This year’s festival attracts 200 entries from 25 countries with 82 film screenings

In the four years since the Dublin Smartphone Film Festival started, mobile phone cameras have improved immeasurably and so has the quality of films made on them.

What was once a scrappy and cheap upstart is now a mainstream means of filmmaking with high-end commercials, music videos and even a Steven Soderbergh feature-length film, High End Bird.

Founder Rob Fitzharris started the festival seven years ago when he heard traditional filmmakers complain about the use of mobile phones instead of dedicated cameras to make films.

“Film is the only art form where you are judged on the cost of the equipment you have. You wouldn’t judge a painter by the price of his paint brushes.”


Last year’s festival was screened in the Teeling Distillery in Dublin. This year’s festival has migrated online because of the Covid-19 pandemic.

It attracted 200 entries from 25 countries and 82 are being screened online.

“We didn’t want to not do it. Last year we thought the whole Covid thing would have blown over,” he explained.

The festival line-up includes a full-length feature film, Ghost, by British director Anthony P James and a full length documentary, Father Unknown, by American director David Quint about a son who goes looking for the father he does not know.

The festival was created with the goal of encouraging filmmakers to share the stories they have captured on mobile devices and to provide smartphone filmmakers with a platform to exhibit these stories to a wider audience.

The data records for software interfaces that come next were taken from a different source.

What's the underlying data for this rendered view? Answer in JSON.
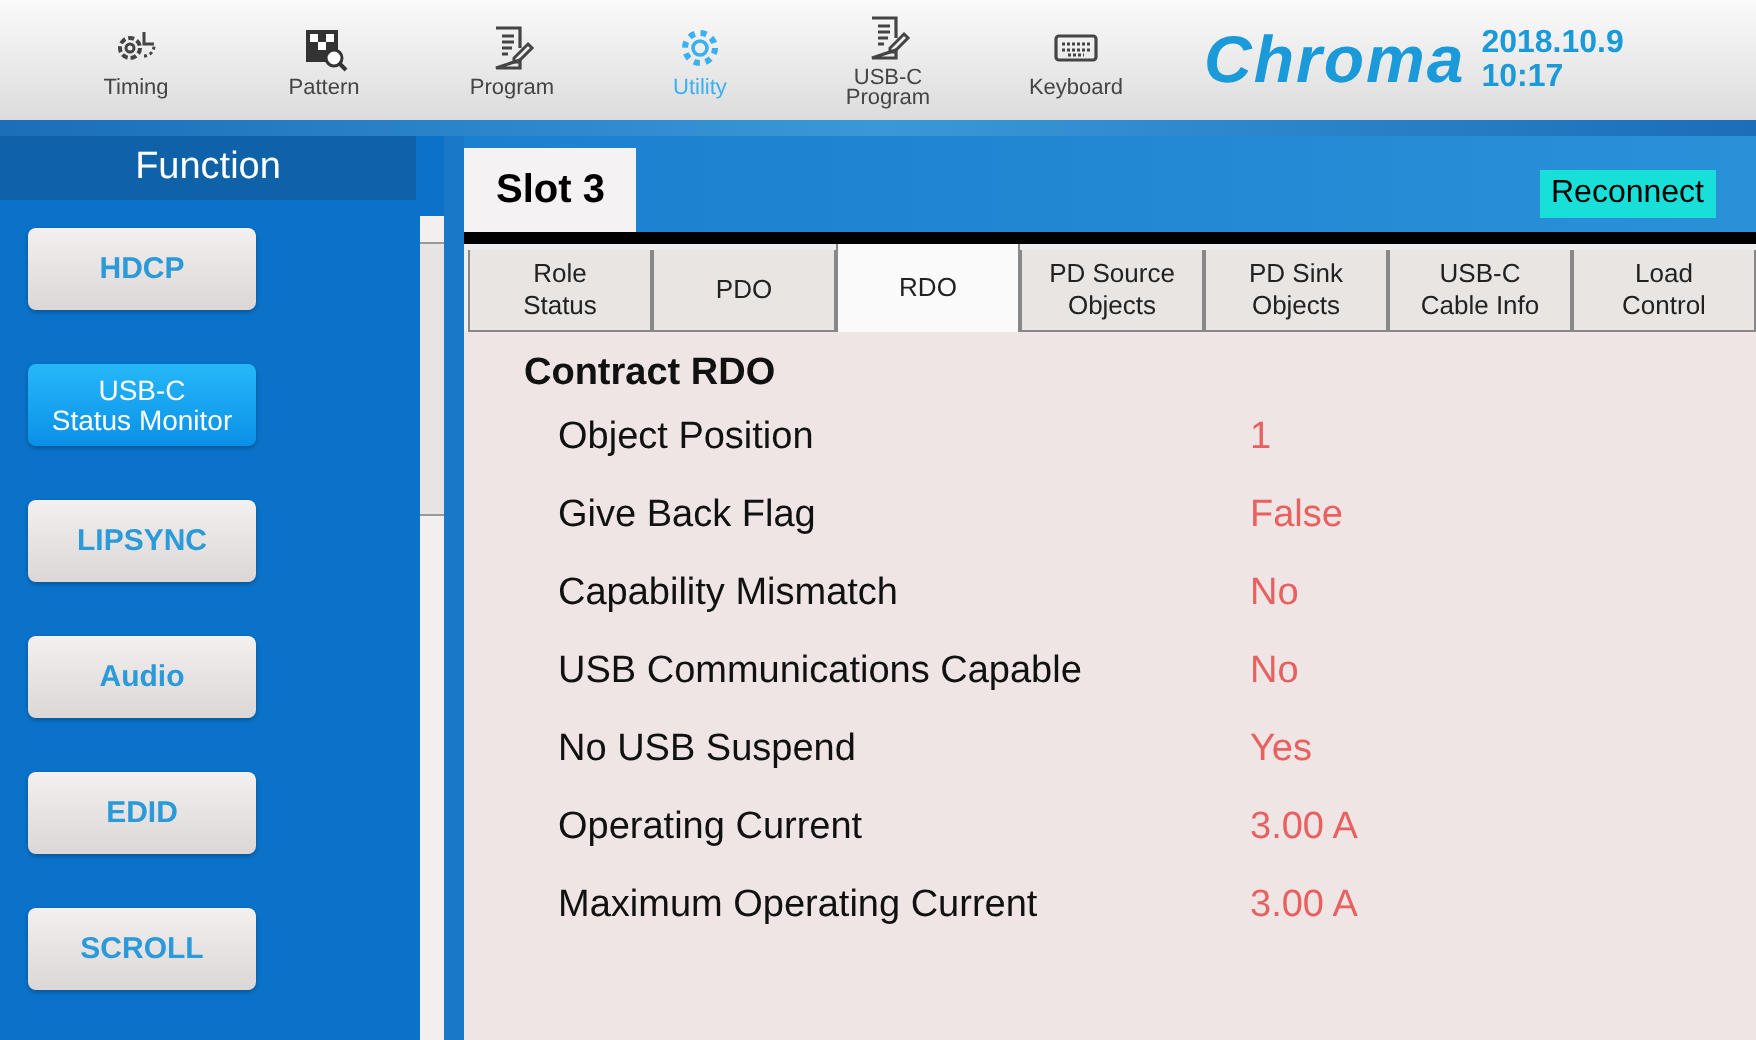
{
  "toolbar": {
    "items": [
      {
        "label": "Timing",
        "kind": "timing",
        "selected": false
      },
      {
        "label": "Pattern",
        "kind": "pattern",
        "selected": false
      },
      {
        "label": "Program",
        "kind": "program",
        "selected": false
      },
      {
        "label": "Utility",
        "kind": "utility",
        "selected": true
      },
      {
        "label": "USB-C\nProgram",
        "kind": "program",
        "selected": false
      },
      {
        "label": "Keyboard",
        "kind": "keyboard",
        "selected": false
      }
    ],
    "logo": "Chroma",
    "date": "2018.10.9",
    "time": "10:17"
  },
  "sidebar": {
    "title": "Function",
    "items": [
      {
        "label": "HDCP",
        "selected": false
      },
      {
        "label": "USB-C\nStatus Monitor",
        "selected": true
      },
      {
        "label": "LIPSYNC",
        "selected": false
      },
      {
        "label": "Audio",
        "selected": false
      },
      {
        "label": "EDID",
        "selected": false
      },
      {
        "label": "SCROLL",
        "selected": false
      }
    ]
  },
  "slot": {
    "label": "Slot 3"
  },
  "reconnect_button": "Reconnect",
  "tabs": [
    {
      "label": "Role\nStatus",
      "selected": false
    },
    {
      "label": "PDO",
      "selected": false
    },
    {
      "label": "RDO",
      "selected": true
    },
    {
      "label": "PD Source\nObjects",
      "selected": false
    },
    {
      "label": "PD Sink\nObjects",
      "selected": false
    },
    {
      "label": "USB-C\nCable Info",
      "selected": false
    },
    {
      "label": "Load\nControl",
      "selected": false
    }
  ],
  "section_title": "Contract RDO",
  "fields": [
    {
      "label": "Object Position",
      "value": "1"
    },
    {
      "label": "Give Back Flag",
      "value": "False"
    },
    {
      "label": "Capability Mismatch",
      "value": "No"
    },
    {
      "label": "USB Communications Capable",
      "value": "No"
    },
    {
      "label": "No USB Suspend",
      "value": "Yes"
    },
    {
      "label": "Operating Current",
      "value": "3.00 A"
    },
    {
      "label": "Maximum Operating Current",
      "value": "3.00 A"
    }
  ]
}
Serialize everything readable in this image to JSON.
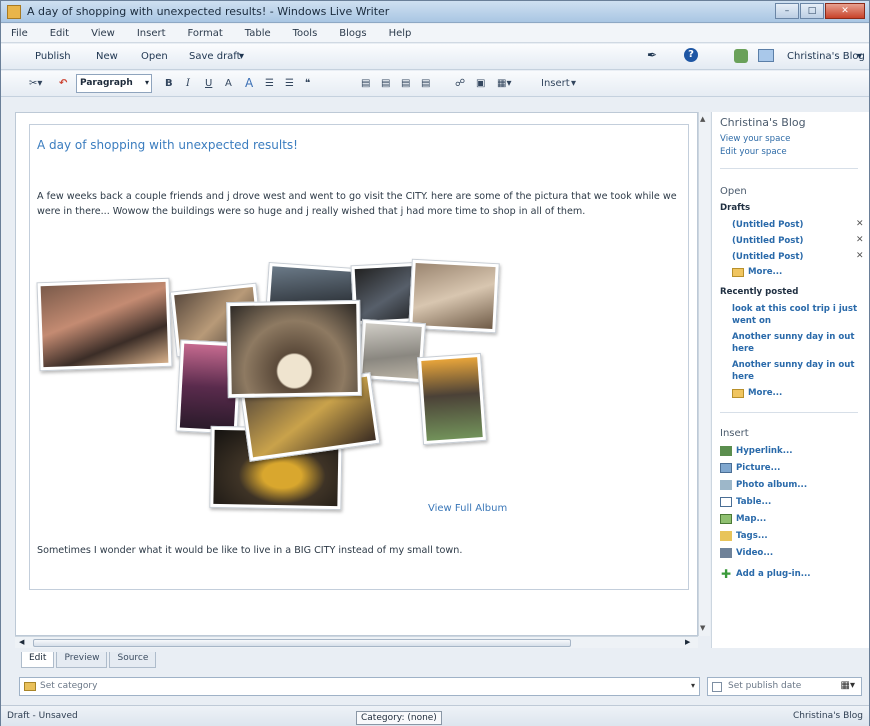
{
  "window": {
    "title": "A day of shopping with unexpected results! - Windows Live Writer"
  },
  "menu": [
    "File",
    "Edit",
    "View",
    "Insert",
    "Format",
    "Table",
    "Tools",
    "Blogs",
    "Help"
  ],
  "toolbar": {
    "publish": "Publish",
    "new": "New",
    "open": "Open",
    "save_draft": "Save draft",
    "blog_name": "Christina's Blog"
  },
  "format_toolbar": {
    "style": "Paragraph",
    "insert": "Insert"
  },
  "post": {
    "title": "A day of shopping with unexpected results!",
    "body": "A few weeks back a couple friends and j drove west and went to go visit the CITY.  here are some of the pictura that we took while we were in there... Wowow the buildings were so huge and j really wished that j had more time to shop in all of them.",
    "album_link": "View Full Album",
    "footer": "Sometimes I wonder what it would be like to live in a BIG CITY instead of my small town."
  },
  "tabs": [
    "Edit",
    "Preview",
    "Source"
  ],
  "category_placeholder": "Set category",
  "publish_date": "Set publish date",
  "status": {
    "left": "Draft - Unsaved",
    "right": "Christina's Blog",
    "tooltip": "Category: (none)"
  },
  "sidebar": {
    "blog_title": "Christina's Blog",
    "view_space": "View your space",
    "edit_space": "Edit your space",
    "open_heading": "Open",
    "drafts_label": "Drafts",
    "drafts": [
      "(Untitled Post)",
      "(Untitled Post)",
      "(Untitled Post)"
    ],
    "more": "More...",
    "recent_label": "Recently posted",
    "recent": [
      "look at this cool trip i just went on",
      "Another sunny day in out here",
      "Another sunny day in out here"
    ],
    "insert_heading": "Insert",
    "insert_items": [
      "Hyperlink...",
      "Picture...",
      "Photo album...",
      "Table...",
      "Map...",
      "Tags...",
      "Video...",
      "Add a plug-in..."
    ]
  }
}
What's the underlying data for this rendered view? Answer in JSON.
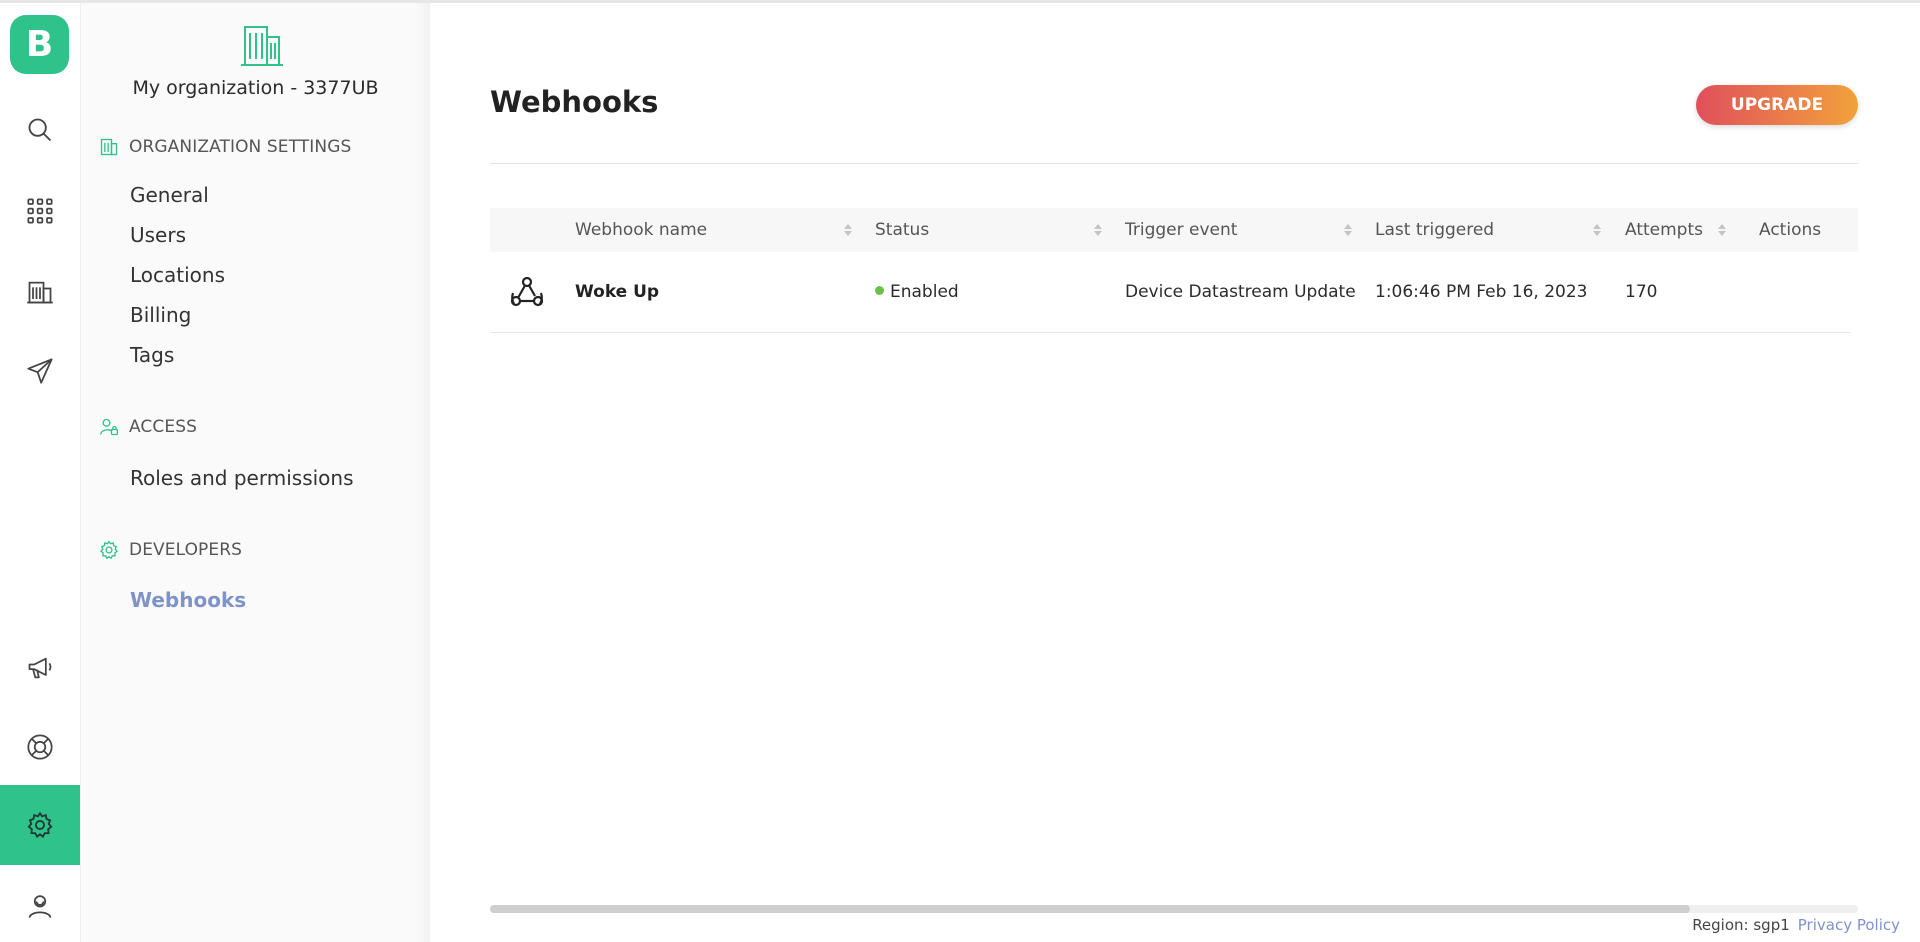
{
  "app": {
    "logo_letter": "B",
    "accent": "#2fc28a"
  },
  "rail": {
    "icons": [
      "search-icon",
      "apps-grid-icon",
      "building-icon",
      "send-icon",
      "megaphone-icon",
      "lifebuoy-icon",
      "gear-icon",
      "user-icon"
    ],
    "active": "gear-icon"
  },
  "sidebar": {
    "org_name": "My organization - 3377UB",
    "sections": [
      {
        "title": "ORGANIZATION SETTINGS",
        "items": [
          "General",
          "Users",
          "Locations",
          "Billing",
          "Tags"
        ]
      },
      {
        "title": "ACCESS",
        "items": [
          "Roles and permissions"
        ]
      },
      {
        "title": "DEVELOPERS",
        "items": [
          "Webhooks"
        ]
      }
    ],
    "active_item": "Webhooks"
  },
  "main": {
    "title": "Webhooks",
    "upgrade_label": "UPGRADE",
    "table": {
      "columns": [
        "Webhook name",
        "Status",
        "Trigger event",
        "Last triggered",
        "Attempts",
        "Actions"
      ],
      "rows": [
        {
          "name": "Woke Up",
          "status": "Enabled",
          "trigger": "Device Datastream Update",
          "last_triggered": "1:06:46 PM Feb 16, 2023",
          "attempts": "170"
        }
      ]
    }
  },
  "footer": {
    "region": "Region: sgp1",
    "privacy": "Privacy Policy"
  },
  "colors": {
    "enabled_dot": "#6cc04a",
    "link": "#7f93c9",
    "upgrade_start": "#e0505c",
    "upgrade_end": "#f2a23a"
  }
}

Awards categories include: best fiction; music video; documentary; animation; and best Irish, with entries restricted to no longer than 15 minutes in length.

Several films, including one made by RTÉ journalist Philip Bromwell, cover the lockdown.

“We just could not believe the success of the festival in the past three years. We sell out each year before the doors even open. It really demonstrated to us just how popular the notion of smartphone filmmaking has become,” Mr Fitzharris said.

“The pandemic and subsequent lockdowns have brought about an incredible period of creativity with people forced to use the tools they have at their disposal to tell stories.

“As a result we have seen an increase in submissions and the quality has moved forward at a phenomenal rate. We want to encourage the next generation of filmmakers to create their stories using their phones and to provide them with a platform to present these stories to a wider audience.”

The Dublin Smartphone Film Festival will take place from the January 30th to the February 6th on XERB.TV. Tickets are €5 per screening or €15 for access to all short films.

Ronan McGreevy

Ronan McGreevy

Ronan McGreevy is a news reporter with The Irish Times